Supplied records:
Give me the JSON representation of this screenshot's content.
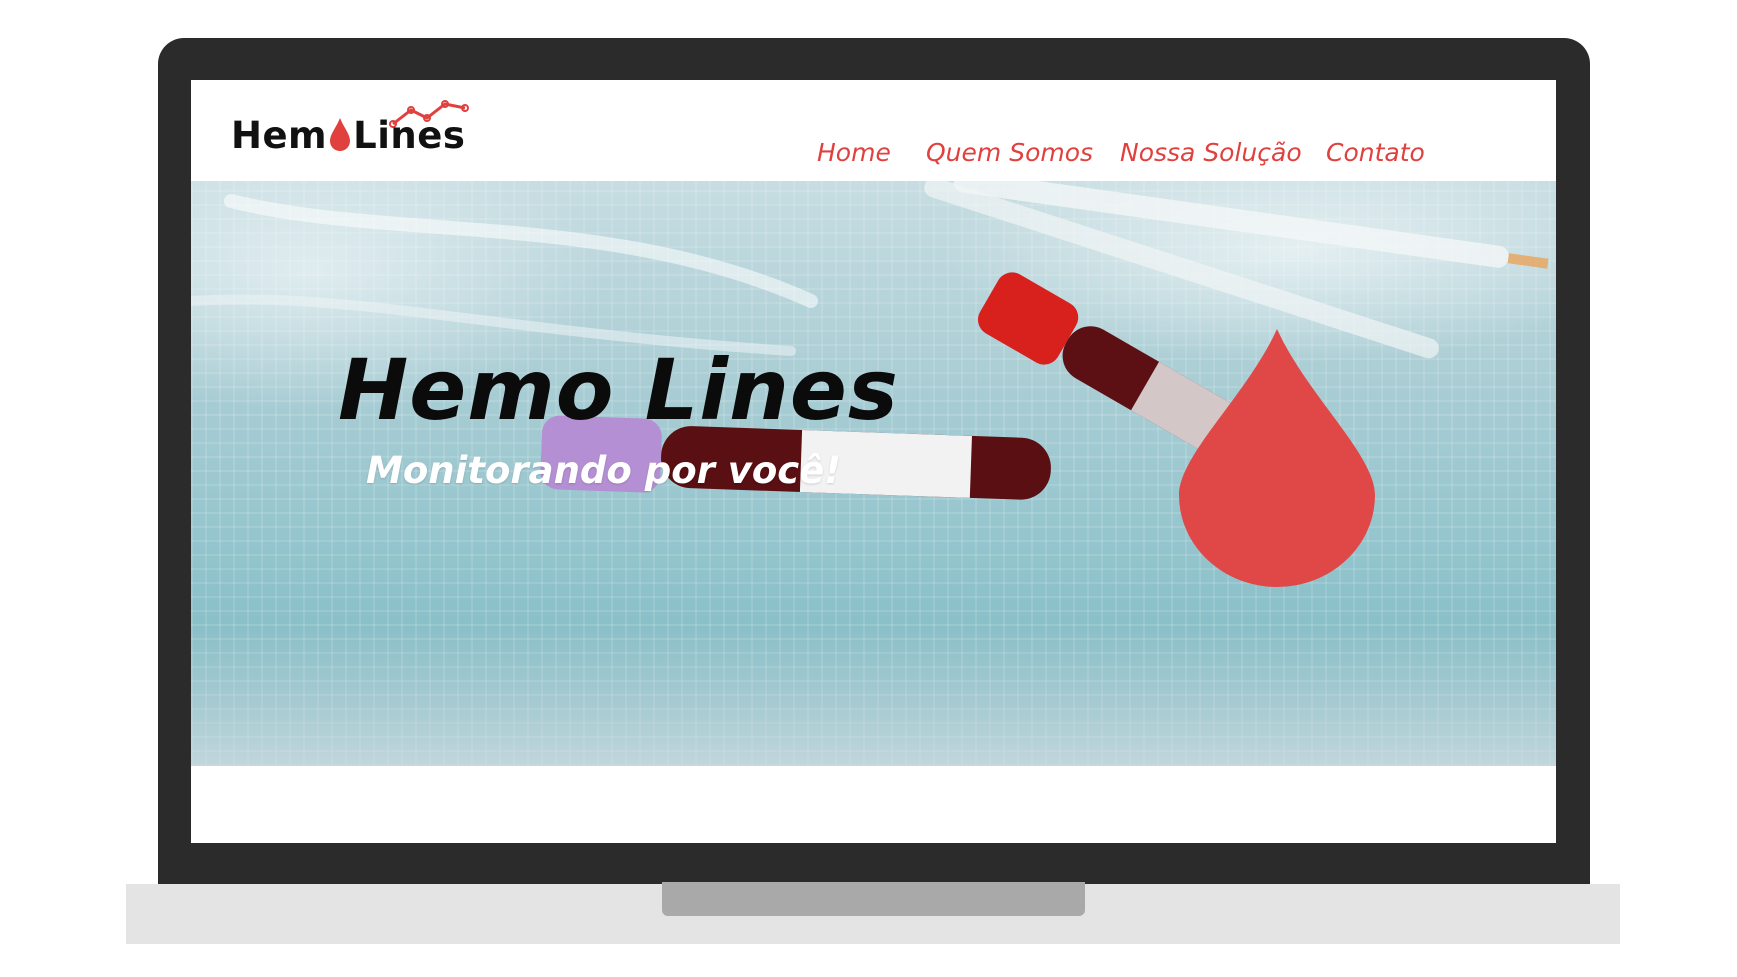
{
  "brand": {
    "logo_part1": "Hem",
    "logo_part2": "Lines",
    "accent_color": "#e0413f"
  },
  "nav": {
    "items": [
      {
        "label": "Home"
      },
      {
        "label": "Quem Somos"
      },
      {
        "label": "Nossa Solução"
      },
      {
        "label": "Contato"
      }
    ]
  },
  "hero": {
    "title": "Hemo Lines",
    "subtitle": "Monitorando por você!",
    "drop_icon": "blood-drop-icon",
    "drop_color": "#e04848"
  }
}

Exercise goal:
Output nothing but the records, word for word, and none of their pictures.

Solution to the exercise:
Give me the JSON representation of this screenshot's content.
{
  "brand": {
    "logo_part1": "Hem",
    "logo_part2": "Lines",
    "accent_color": "#e0413f"
  },
  "nav": {
    "items": [
      {
        "label": "Home"
      },
      {
        "label": "Quem Somos"
      },
      {
        "label": "Nossa Solução"
      },
      {
        "label": "Contato"
      }
    ]
  },
  "hero": {
    "title": "Hemo Lines",
    "subtitle": "Monitorando por você!",
    "drop_icon": "blood-drop-icon",
    "drop_color": "#e04848"
  }
}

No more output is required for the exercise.